Available from: Rosalind M Harding
- "Journal of Investigative Dermatology advance online publication, 24 November 2011; doi:10.1038/jid.2011.358 Defining the role of natural selection in explaining variation in human skin and hair color is one of the classic problems of human biology (Cavalli-Sforza, 2001; Barsh, 2003; Rees, 2003; Jablonski, 2004; Diamond, 2005; Robins, 2005, 2009; Parra, 2007). Why exactly do humans vary in skin and hair color, and what explains the longstanding correlations between skin pigmentation and geographical and genetic ancestry? "
[Show abstract] [Hide abstract]

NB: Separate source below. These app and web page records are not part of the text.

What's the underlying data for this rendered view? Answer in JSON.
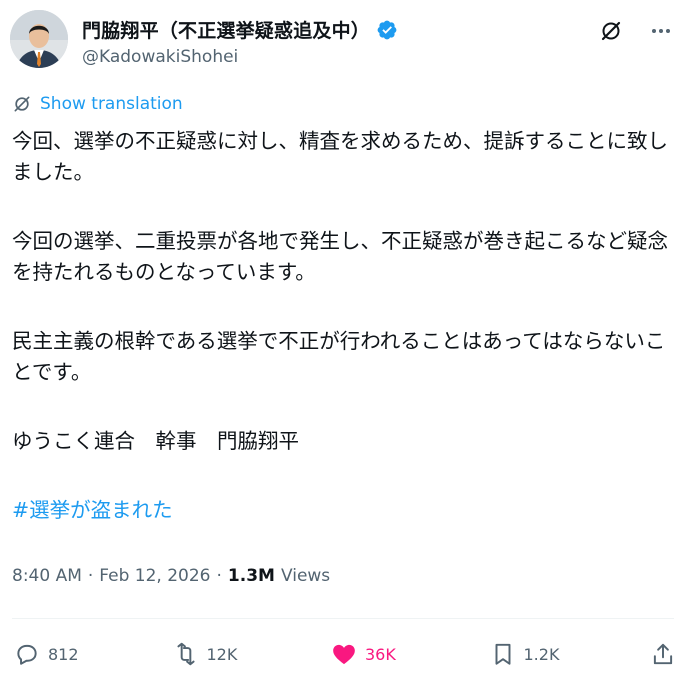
{
  "author": {
    "display_name": "門脇翔平（不正選挙疑惑追及中）",
    "handle": "@KadowakiShohei",
    "verified": true
  },
  "icons": {
    "avatar": "profile-photo",
    "verified": "verified-badge-icon",
    "grok": "grok-icon",
    "more": "more-icon",
    "translate": "translate-icon",
    "reply": "reply-icon",
    "retweet": "retweet-icon",
    "like": "heart-icon",
    "bookmark": "bookmark-icon",
    "share": "share-icon"
  },
  "translate_label": "Show translation",
  "tweet": {
    "paragraphs": [
      "今回、選挙の不正疑惑に対し、精査を求めるため、提訴することに致しました。",
      "今回の選挙、二重投票が各地で発生し、不正疑惑が巻き起こるなど疑念を持たれるものとなっています。",
      "民主主義の根幹である選挙で不正が行われることはあってはならないことです。",
      "ゆうこく連合　幹事　門脇翔平"
    ],
    "hashtag": "#選挙が盗まれた"
  },
  "meta": {
    "time": "8:40 AM",
    "sep1": "·",
    "date": "Feb 12, 2026",
    "sep2": "·",
    "views_count": "1.3M",
    "views_label": "Views"
  },
  "actions": {
    "reply_count": "812",
    "retweet_count": "12K",
    "like_count": "36K",
    "bookmark_count": "1.2K"
  },
  "colors": {
    "accent": "#1d9bf0",
    "like": "#f91880",
    "secondary_text": "#536471",
    "text": "#0f1419"
  }
}
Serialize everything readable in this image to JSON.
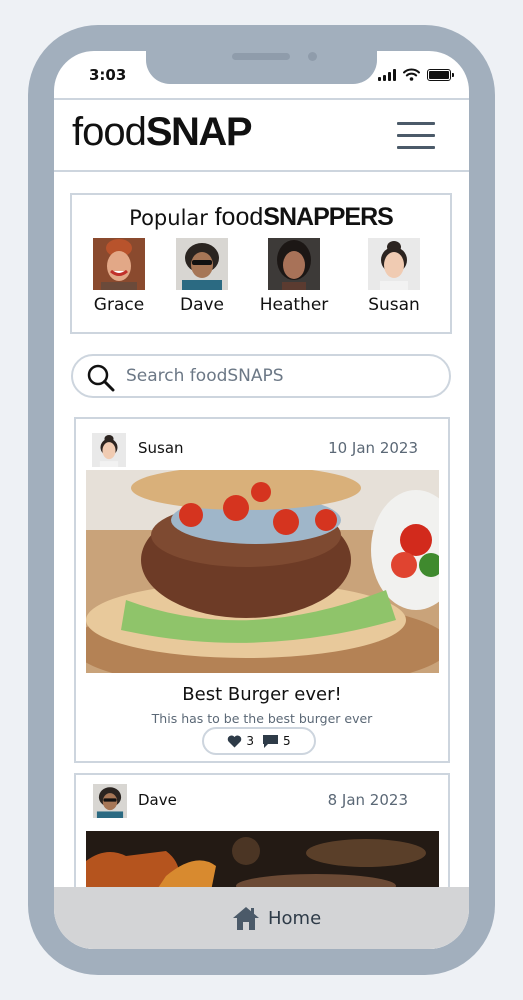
{
  "status_bar": {
    "time": "3:03"
  },
  "header": {
    "logo_light": "food",
    "logo_bold": "SNAP"
  },
  "popular": {
    "title_prefix": "Popular",
    "title_brand_light": "food",
    "title_brand_bold": "SNAPPERS",
    "snappers": [
      {
        "name": "Grace"
      },
      {
        "name": "Dave"
      },
      {
        "name": "Heather"
      },
      {
        "name": "Susan"
      }
    ]
  },
  "search": {
    "placeholder": "Search foodSNAPS"
  },
  "posts": [
    {
      "author": "Susan",
      "date": "10 Jan 2023",
      "title": "Best Burger ever!",
      "description": "This has to be the best burger ever",
      "likes": "3",
      "comments": "5"
    },
    {
      "author": "Dave",
      "date": "8 Jan 2023"
    }
  ],
  "tab_bar": {
    "home_label": "Home"
  },
  "colors": {
    "frame": "#a2afbd",
    "border": "#cdd5de",
    "tab_bar": "#d3d4d6",
    "icon": "#4b5a69"
  },
  "icons": [
    "menu-icon",
    "search-icon",
    "heart-icon",
    "comment-icon",
    "home-icon",
    "signal-icon",
    "wifi-icon",
    "battery-icon"
  ]
}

ABSTRACT: Variation in human skin and hair color is one of the most striking aspects of human variability, and explaining this diversity is one of the central questions of human biology. Only in the last decade or so has it been realistically possible to address this question experimentally using population genetic approaches. On the basis of earlier studies in mice, and on studies in humans with various Mendelian disorders, many of the genes underpinning population variation in skin color have been identified. More recently, genome-wide approaches have identified other loci that appear to contribute to pigmentary variation. The ability to study sequence diversity from world populations has allowed examination of whether the observed variability is due to random genetic drift or is a result of natural selection. The genetic evidence taken as a whole provides strong evidence for natural selection, functioning so as to increase pigment diversity across the world's populations. Future larger studies are likely to provide more details of this process and may provide evidence for exactly which mechanistic pathways have mediated selection.
Journal of Investigative Dermatology 11/2011; 132(3 Pt 2):846-53. DOI:10.1038/jid.2011.358 · 7.22 Impact Factor
Data provided are for informational purposes only. Although carefully collected, accuracy cannot be guaranteed. The impact factor represents a rough estimation of the journal's impact factor and does not reflect the actual current impact factor. Publisher conditions are provided by RoMEO. Differing provisions from the publisher's actual policy or licence agreement may be applicable.